Amid the US' ill-intentioned chip war, there have been growing restrictions from Washington on high-tech firms and global technological cooperation and exchanges. In this process, Washington has ignored rules, viewing global talent market through a geopolitical lens, abusing unilateral sanctions and disregarding its partners and allies for raw self-interest. Whichever country or region succumbs to US pressure or long-arm jurisdiction, it will basically end up being US cannon fodder. 

For the foreseeable future, the US is likely to continue to increase its control over global talent and technology cooperation, which will undoubtedly further distort the global talent market and high-tech industry chain.
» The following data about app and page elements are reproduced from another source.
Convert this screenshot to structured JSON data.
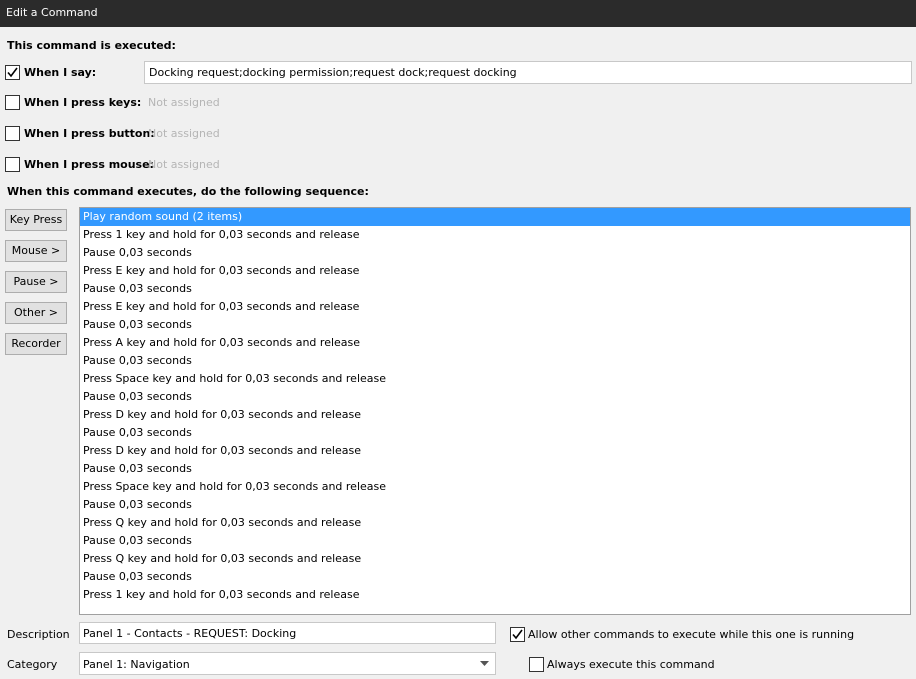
{
  "window": {
    "title": "Edit a Command"
  },
  "header": {
    "executed_label": "This command is executed:"
  },
  "triggers": {
    "say": {
      "label": "When I say:",
      "checked": true,
      "value": "Docking request;docking permission;request dock;request docking"
    },
    "keys": {
      "label": "When I press keys:",
      "checked": false,
      "value": "Not assigned"
    },
    "button": {
      "label": "When I press button:",
      "checked": false,
      "value": "Not assigned"
    },
    "mouse": {
      "label": "When I press mouse:",
      "checked": false,
      "value": "Not assigned"
    }
  },
  "sequence": {
    "label": "When this command executes, do the following sequence:",
    "selected_index": 0,
    "items": [
      "Play random sound (2 items)",
      "Press 1 key and hold for 0,03 seconds and release",
      "Pause 0,03 seconds",
      "Press E key and hold for 0,03 seconds and release",
      "Pause 0,03 seconds",
      "Press E key and hold for 0,03 seconds and release",
      "Pause 0,03 seconds",
      "Press A key and hold for 0,03 seconds and release",
      "Pause 0,03 seconds",
      "Press Space key and hold for 0,03 seconds and release",
      "Pause 0,03 seconds",
      "Press D key and hold for 0,03 seconds and release",
      "Pause 0,03 seconds",
      "Press D key and hold for 0,03 seconds and release",
      "Pause 0,03 seconds",
      "Press Space key and hold for 0,03 seconds and release",
      "Pause 0,03 seconds",
      "Press Q key and hold for 0,03 seconds and release",
      "Pause 0,03 seconds",
      "Press Q key and hold for 0,03 seconds and release",
      "Pause 0,03 seconds",
      "Press 1 key and hold for 0,03 seconds and release"
    ]
  },
  "side_buttons": {
    "key_press": "Key Press",
    "mouse": "Mouse >",
    "pause": "Pause >",
    "other": "Other >",
    "recorder": "Recorder"
  },
  "description": {
    "label": "Description",
    "value": "Panel 1 - Contacts - REQUEST: Docking"
  },
  "category": {
    "label": "Category",
    "value": "Panel 1: Navigation"
  },
  "options": {
    "allow_other": {
      "label": "Allow other commands to execute while this one is running",
      "checked": true
    },
    "always_execute": {
      "label": "Always execute this command",
      "checked": false
    }
  },
  "icons": {
    "check": "checkmark-icon",
    "dropdown": "chevron-down-icon"
  }
}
Such US practice of human rights violations are set to backfire on its own economy. The US uses the so-called national security as a reason for suppressing global talent, it resulted - in some cases - in global researchers and academics being placed under house arrest or taken away in handcuffs on charges of "engaging in economic espionage." This has seriously affected the US' ability to attract top international research talent.

A tech war is ultimately about a talent war. A spirit of openness and mutually beneficial cooperation will help China win the talent war. Studies show that the best science is often done by international research teams. While the US is passionate about discrimination on the basis of nationality, China is definitely moving in the opposite direction by making great efforts to attract talent from around the world. China is trying to make itself the best place in the world to conduct scientific research and innovation. 

China has overtaken the US as the world leader in both scientific research output and high impact studies, according to a report published by Japan's science and technology ministry in 2022. The spirit of openness will further accelerate China's pace of technological progress.

The author is a reporter with the Global Times.